Teaching the last behaviour in the chain (indicating) first, strengthens the indication behaviour, which means that your dog will be able to indicate faster, more accurately, more reliably, and with less false positives (indicating when the source scent isn’t present).
Stage 2: Distinguishing between different scents
Once you’ve solidified the indication, you can begin to introduce decoys. In this stage, you present your dog with an object that is visually identical to the one you initially trained on, however this time the target scent will be missing. You reinforce your dog only for indicating on the correct scent to ensure he doesn’t just think this game is about finding a tin/box. This is where your dog learns to rely on what his nose is telling him, rather than his eyes.
Stage 3: The Search
Stage 3 puts it all together. At this step, you can send your dog on basic searches, and watch the beautiful behaviour chain in action from start to finish. Then you can expand on the basic behaviour by increasing complexity and distractions, so that he can perform solidly regardless of circumstances.
Nosework training - what you need:
A target scent - when picking a target scent, avoid choosing a scent that your dog will be encountering often, like herbs or spices that you regularly use in cooking. This is essential, as you want your dog to associate the scent with precise indicating behaviours, and subsequent reinforcement. Kong Catnip and Napier Gun Oil are popular training scents in the UK. You could also use a tea bag but I do recommend Kong Catnip as this is something unique that’s easy to work with. If you use an oil, put some Q-tips in a jar overnight, with a few drops of the oil on a cotton bud inside. (Oil placed directly on the Q-tip would be far too powerful). Use gloves where necessary and ensure the Q-tips never fall on the ground, or touch anything nearby.
A Pavlov’s Breakfast Jar – say what?!! Just a glass storage jar containing the target scent and something scent absorbent that you dog can sniff – see Exercise 9.1 below.
A couple of small metal tins (one will always be used with your chosen scent – aka HOT. The other should never be used with your chosen scent and will act as a decoy – aka COLD.)
An airtight Tupperware box to store your HOT tin in. You have to be very careful not to inadvertently contaminate items in the house with the target scent so always keep the scented items in airtight boxes and preferably in the garage so they are well away from the home. If you accidentally contaminate something with the target scent it can linger for months and confuse your dog. While you may not smell it, the lingering scent can cause your dog to alert or indicate without reward, which will weaken the behaviours we’re trying to teach.
High value treats
A number of containers with holes, to place your hot tin into at a later stage.
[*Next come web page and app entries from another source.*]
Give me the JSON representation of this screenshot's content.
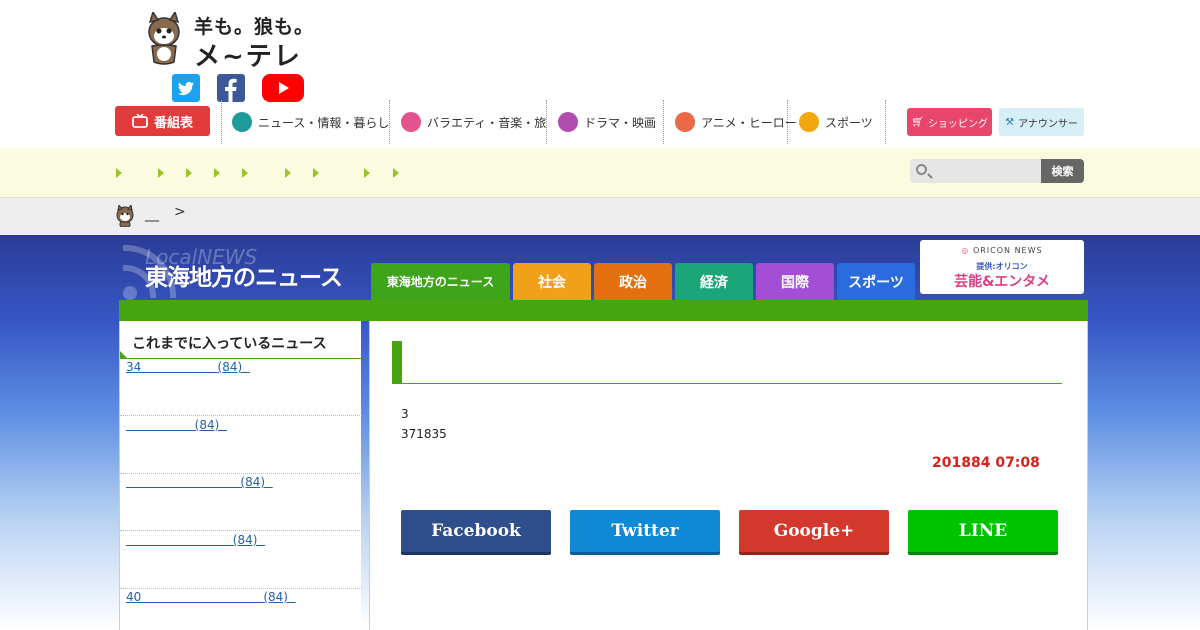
{
  "logo": {
    "line1": "羊も。狼も。",
    "line2": "メ~テレ"
  },
  "social": {
    "twitter": "twitter-icon",
    "facebook": "facebook-icon",
    "youtube": "youtube-icon"
  },
  "nav": {
    "program_guide": "番組表",
    "items": [
      "ニュース・情報・暮らし",
      "バラエティ・音楽・旅",
      "ドラマ・映画",
      "アニメ・ヒーロー",
      "スポーツ"
    ],
    "shopping": "ショッピング",
    "announcer": "アナウンサー"
  },
  "search": {
    "placeholder": "",
    "button": "検索"
  },
  "breadcrumb": {
    "dash": "__",
    "sep": ">"
  },
  "section": {
    "watermark": "LocalNEWS",
    "title": "東海地方のニュース",
    "tabs": [
      "東海地方のニュース",
      "社会",
      "政治",
      "経済",
      "国際",
      "スポーツ"
    ]
  },
  "oricon": {
    "top": "ORICON NEWS",
    "mid": "提供:オリコン",
    "bottom": "芸能&エンタメ"
  },
  "sidebar": {
    "heading": "これまでに入っているニュース",
    "items": [
      "34                    (84)  ",
      "                  (84)  ",
      "                              (84)  ",
      "                            (84)  ",
      "40                                (84)  "
    ]
  },
  "article": {
    "line1": "3",
    "line2": "371835",
    "date": "201884 07:08"
  },
  "share": {
    "facebook": "Facebook",
    "twitter": "Twitter",
    "google": "Google+",
    "line": "LINE"
  },
  "colors": {
    "accent_green": "#48a512",
    "date_red": "#d9211c",
    "link_blue": "#2461a8"
  }
}
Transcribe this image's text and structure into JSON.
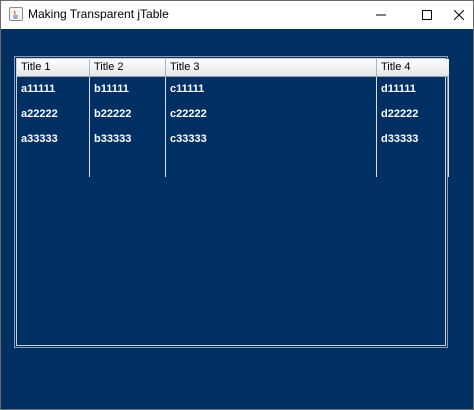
{
  "window": {
    "title": "Making Transparent jTable"
  },
  "table": {
    "headers": [
      "Title 1",
      "Title 2",
      "Title 3",
      "Title 4"
    ],
    "rows": [
      [
        "a11111",
        "b11111",
        "c11111",
        "d11111"
      ],
      [
        "a22222",
        "b22222",
        "c22222",
        "d22222"
      ],
      [
        "a33333",
        "b33333",
        "c33333",
        "d33333"
      ]
    ]
  },
  "colors": {
    "content_background": "#002f64",
    "cell_text": "#ffffff"
  },
  "icons": {
    "app": "java-icon",
    "minimize": "minimize-icon",
    "maximize": "maximize-icon",
    "close": "close-icon"
  }
}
These are ideal: https://amzn.to/3aypos6
A clicker, or marker word to let your dog know the exact moment they’ve done something right
You can purchase Nosework starter kits on scentdog.co.uk or buy the items separately on Amazon.
Let's get started with the first exercise!
Pavlov’s Breakfast is a nosework term used to describe ‘conditioning a positive emotional response’ to a target scent. In other words - we want our dogs to recognise the scent then correctly predict that something great is going to happen…
This Rapid Reinforcement game is all about prompt, accurately timed, continual reinforcement!
Present your jar, with the target scent inside, on the ground and quickly feed your dog one piece of food at a time continuously!
You can place the jar next to your dog’s food bowl when you feed and also present the jar before going for a walk or getting a ball. If you present the scent before everything great in your dog’s life, then pretty soon he or she is going to be super keen to hunt out that scent!
Stay tuned for Exercise 9.2 next time when we start teaching the indication (how your dog will let you know when he’s detected the target scent).